Segment Start: PROVIDED INFORMATION
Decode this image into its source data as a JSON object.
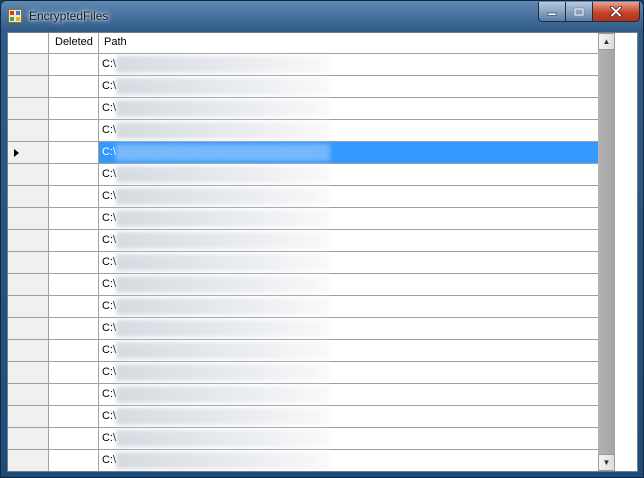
{
  "window": {
    "title": "EncryptedFiles",
    "controls": {
      "minimize": "minimize",
      "maximize": "maximize",
      "close": "close"
    }
  },
  "grid": {
    "columns": [
      {
        "label": ""
      },
      {
        "label": "Deleted"
      },
      {
        "label": "Path"
      }
    ],
    "selected_row_index": 4,
    "rows": [
      {
        "path": "C:\\"
      },
      {
        "path": "C:\\"
      },
      {
        "path": "C:\\"
      },
      {
        "path": "C:\\"
      },
      {
        "path": "C:\\"
      },
      {
        "path": "C:\\"
      },
      {
        "path": "C:\\"
      },
      {
        "path": "C:\\"
      },
      {
        "path": "C:\\"
      },
      {
        "path": "C:\\"
      },
      {
        "path": "C:\\"
      },
      {
        "path": "C:\\"
      },
      {
        "path": "C:\\"
      },
      {
        "path": "C:\\"
      },
      {
        "path": "C:\\"
      },
      {
        "path": "C:\\"
      },
      {
        "path": "C:\\"
      },
      {
        "path": "C:\\"
      },
      {
        "path": "C:\\"
      },
      {
        "path": "C:\\"
      }
    ]
  },
  "scrollbar": {
    "up": "▲",
    "down": "▼"
  },
  "colors": {
    "selection": "#3399ff",
    "grid_lines": "#a0a0a0",
    "row_header": "#f0f0f0"
  }
}
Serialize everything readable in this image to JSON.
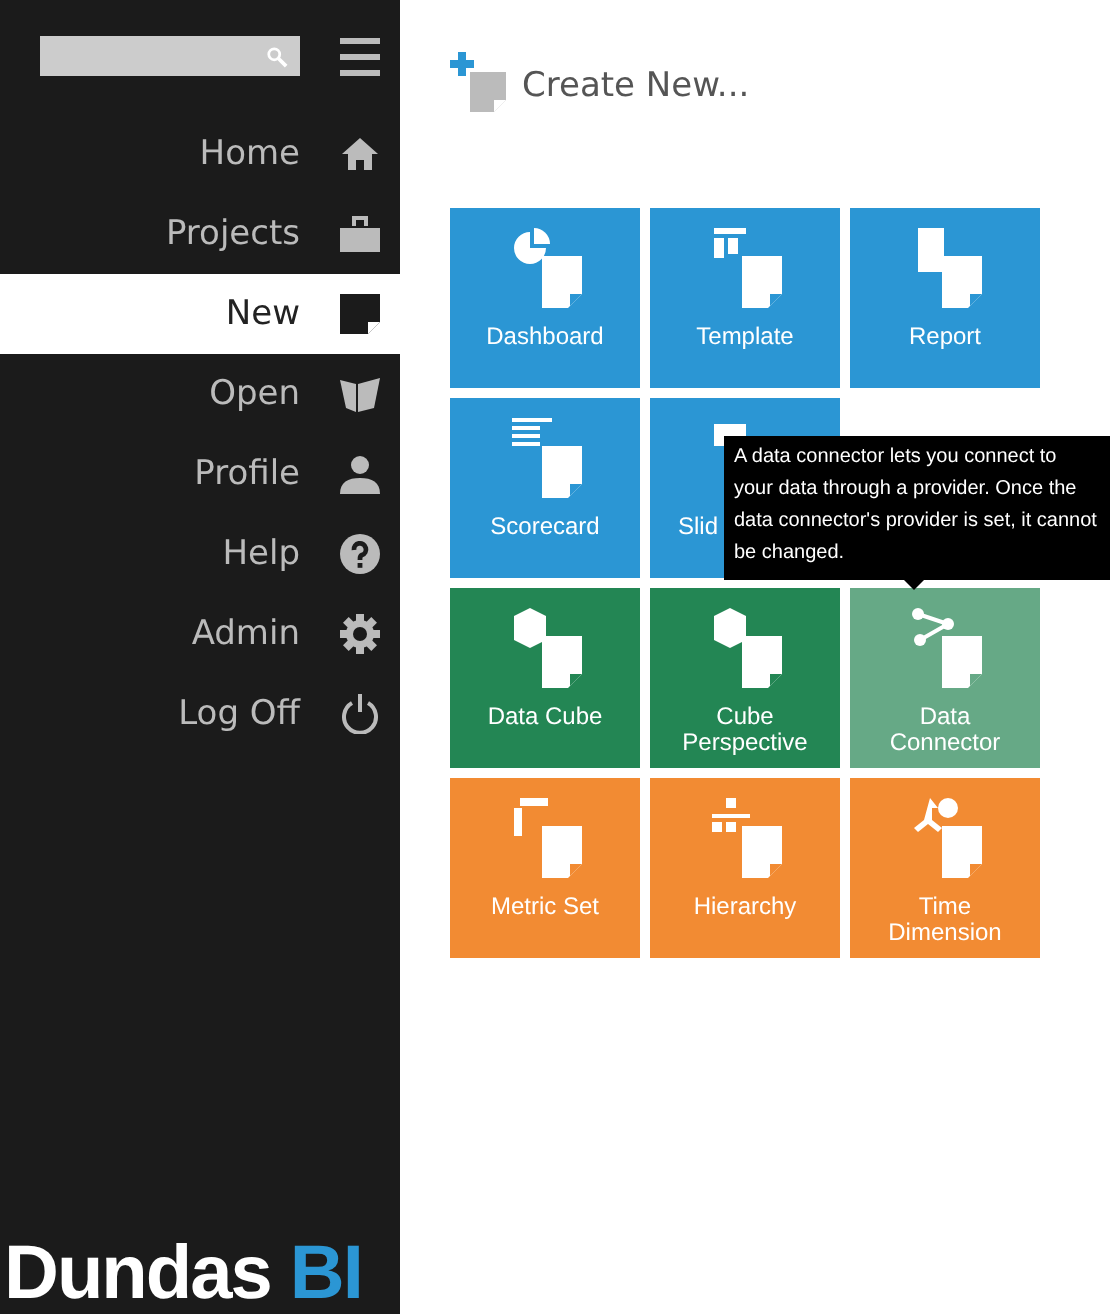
{
  "sidebar": {
    "items": [
      {
        "label": "Home",
        "kind": "home",
        "selected": false
      },
      {
        "label": "Projects",
        "kind": "projects",
        "selected": false
      },
      {
        "label": "New",
        "kind": "new",
        "selected": true
      },
      {
        "label": "Open",
        "kind": "open",
        "selected": false
      },
      {
        "label": "Profile",
        "kind": "profile",
        "selected": false
      },
      {
        "label": "Help",
        "kind": "help",
        "selected": false
      },
      {
        "label": "Admin",
        "kind": "admin",
        "selected": false
      },
      {
        "label": "Log Off",
        "kind": "logoff",
        "selected": false
      }
    ],
    "logo": {
      "text": "Dundas",
      "accent": "BI"
    }
  },
  "heading": "Create New...",
  "tile_rows": [
    [
      {
        "label": "Dashboard",
        "kind": "dashboard",
        "color": "#2b96d4",
        "covered": false
      },
      {
        "label": "Template",
        "kind": "template",
        "color": "#2b96d4",
        "covered": false
      },
      {
        "label": "Report",
        "kind": "report",
        "color": "#2b96d4",
        "covered": false
      }
    ],
    [
      {
        "label": "Scorecard",
        "kind": "scorecard",
        "color": "#2b96d4",
        "covered": false
      },
      {
        "label": "Slid",
        "kind": "slide",
        "color": "#2b96d4",
        "covered": true
      }
    ],
    [
      {
        "label": "Data Cube",
        "kind": "cube",
        "color": "#238654",
        "covered": false
      },
      {
        "label": "Cube Perspective",
        "kind": "perspective",
        "color": "#238654",
        "covered": false
      },
      {
        "label": "Data Connector",
        "kind": "connector",
        "color": "#66a986",
        "covered": false
      }
    ],
    [
      {
        "label": "Metric Set",
        "kind": "metric",
        "color": "#f28b33",
        "covered": false
      },
      {
        "label": "Hierarchy",
        "kind": "hierarchy",
        "color": "#f28b33",
        "covered": false
      },
      {
        "label": "Time Dimension",
        "kind": "time",
        "color": "#f28b33",
        "covered": false
      }
    ]
  ],
  "tooltip": "A data connector lets you connect to your data through a provider. Once the data connector's provider is set, it cannot be changed."
}
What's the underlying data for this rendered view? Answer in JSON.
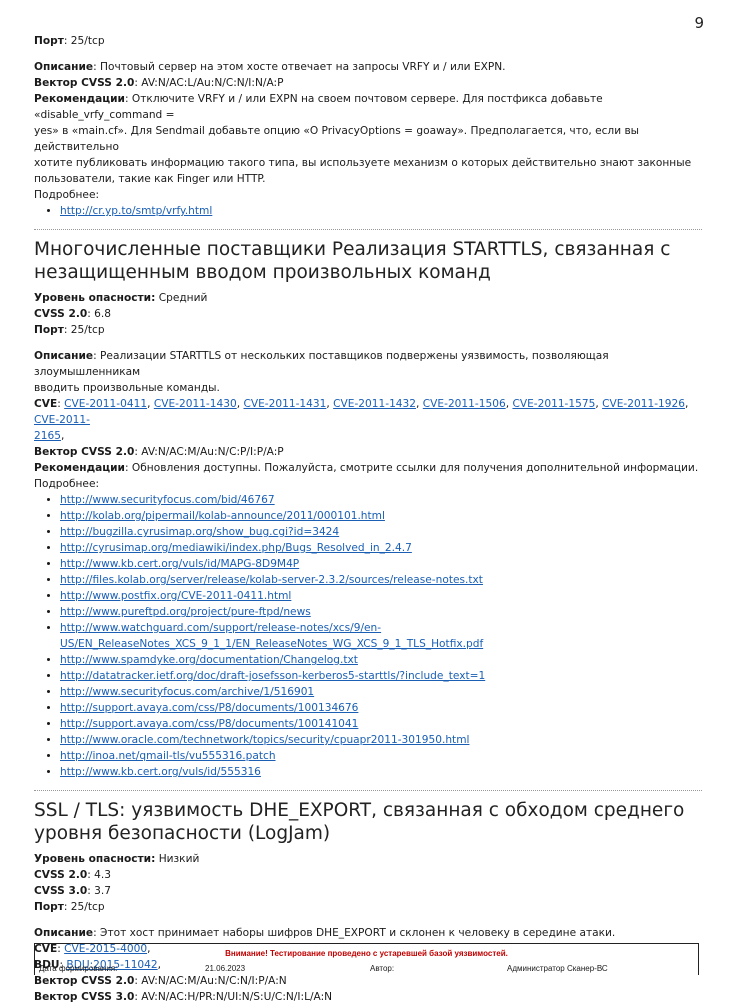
{
  "page_number": "9",
  "top": {
    "port_label": "Порт",
    "port_value": ": 25/tcp",
    "desc_label": "Описание",
    "desc_text": ": Почтовый сервер на этом хосте отвечает на запросы VRFY и / или EXPN.",
    "vector_label": "Вектор CVSS 2.0",
    "vector_text": ": AV:N/AC:L/Au:N/C:N/I:N/A:P",
    "rec_label": "Рекомендации",
    "rec_lines": [
      ": Отключите VRFY и / или EXPN на своем почтовом сервере. Для постфикса добавьте «disable_vrfy_command =",
      "yes» в «main.cf». Для Sendmail добавьте опцию «O PrivacyOptions = goaway». Предполагается, что, если вы действительно",
      "хотите публиковать информацию такого типа, вы используете механизм о которых действительно знают законные",
      "пользователи, такие как Finger или HTTP."
    ],
    "more": "Подробнее:",
    "links": [
      "http://cr.yp.to/smtp/vrfy.html"
    ]
  },
  "starttls": {
    "title_lines": [
      "Многочисленные поставщики Реализация STARTTLS, связанная с",
      "незащищенным вводом произвольных команд"
    ],
    "severity_label": "Уровень опасности:",
    "severity_value": " Средний",
    "cvss2_label": "CVSS 2.0",
    "cvss2_value": ": 6.8",
    "port_label": "Порт",
    "port_value": ": 25/tcp",
    "desc_label": "Описание",
    "desc_lines": [
      ": Реализации STARTTLS от нескольких поставщиков подвержены уязвимость, позволяющая злоумышленникам",
      "вводить произвольные команды."
    ],
    "cve_label": "CVE",
    "cves": [
      "CVE-2011-0411",
      "CVE-2011-1430",
      "CVE-2011-1431",
      "CVE-2011-1432",
      "CVE-2011-1506",
      "CVE-2011-1575",
      "CVE-2011-1926"
    ],
    "cve_last_line1": "CVE-2011-",
    "cve_last_line2": "2165",
    "vector_label": "Вектор CVSS 2.0",
    "vector_text": ": AV:N/AC:M/Au:N/C:P/I:P/A:P",
    "rec_label": "Рекомендации",
    "rec_text": ": Обновления доступны. Пожалуйста, смотрите ссылки для получения дополнительной информации.",
    "more": "Подробнее:",
    "links": [
      "http://www.securityfocus.com/bid/46767",
      "http://kolab.org/pipermail/kolab-announce/2011/000101.html",
      "http://bugzilla.cyrusimap.org/show_bug.cgi?id=3424",
      "http://cyrusimap.org/mediawiki/index.php/Bugs_Resolved_in_2.4.7",
      "http://www.kb.cert.org/vuls/id/MAPG-8D9M4P",
      "http://files.kolab.org/server/release/kolab-server-2.3.2/sources/release-notes.txt",
      "http://www.postfix.org/CVE-2011-0411.html",
      "http://www.pureftpd.org/project/pure-ftpd/news"
    ],
    "watchguard_line1": "http://www.watchguard.com/support/release-notes/xcs/9/en-",
    "watchguard_line2": "US/EN_ReleaseNotes_XCS_9_1_1/EN_ReleaseNotes_WG_XCS_9_1_TLS_Hotfix.pdf",
    "links2": [
      "http://www.spamdyke.org/documentation/Changelog.txt",
      "http://datatracker.ietf.org/doc/draft-josefsson-kerberos5-starttls/?include_text=1",
      "http://www.securityfocus.com/archive/1/516901",
      "http://support.avaya.com/css/P8/documents/100134676",
      "http://support.avaya.com/css/P8/documents/100141041",
      "http://www.oracle.com/technetwork/topics/security/cpuapr2011-301950.html",
      "http://inoa.net/qmail-tls/vu555316.patch",
      "http://www.kb.cert.org/vuls/id/555316"
    ]
  },
  "logjam": {
    "title_lines": [
      "SSL / TLS: уязвимость DHE_EXPORT, связанная с обходом среднего",
      "уровня безопасности (LogJam)"
    ],
    "severity_label": "Уровень опасности:",
    "severity_value": " Низкий",
    "cvss2_label": "CVSS 2.0",
    "cvss2_value": ": 4.3",
    "cvss3_label": "CVSS 3.0",
    "cvss3_value": ": 3.7",
    "port_label": "Порт",
    "port_value": ": 25/tcp",
    "desc_label": "Описание",
    "desc_text": ": Этот хост принимает наборы шифров DHE_EXPORT и склонен к человеку в середине атаки.",
    "cve_label": "CVE",
    "cve_value": "CVE-2015-4000",
    "bdu_label": "BDU",
    "bdu_value": "BDU:2015-11042",
    "vector2_label": "Вектор CVSS 2.0",
    "vector2_text": ": AV:N/AC:M/Au:N/C:N/I:P/A:N",
    "vector3_label": "Вектор CVSS 3.0",
    "vector3_text": ": AV:N/AC:H/PR:N/UI:N/S:U/C:N/I:L/A:N"
  },
  "footer": {
    "warning": "Внимание! Тестирование проведено с устаревшей базой уязвимостей.",
    "date_label": "Дата формирования:",
    "date_value": "21.06.2023",
    "author_label": "Автор:",
    "author_value": "Администратор Сканер-ВС"
  }
}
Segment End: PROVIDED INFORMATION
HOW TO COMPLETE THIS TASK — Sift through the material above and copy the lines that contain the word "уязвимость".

PROBLEM SOLUTION —
      ": Реализации STARTTLS от нескольких поставщиков подвержены уязвимость, позволяющая злоумышленникам",
      "SSL / TLS: уязвимость DHE_EXPORT, связанная с обходом среднего",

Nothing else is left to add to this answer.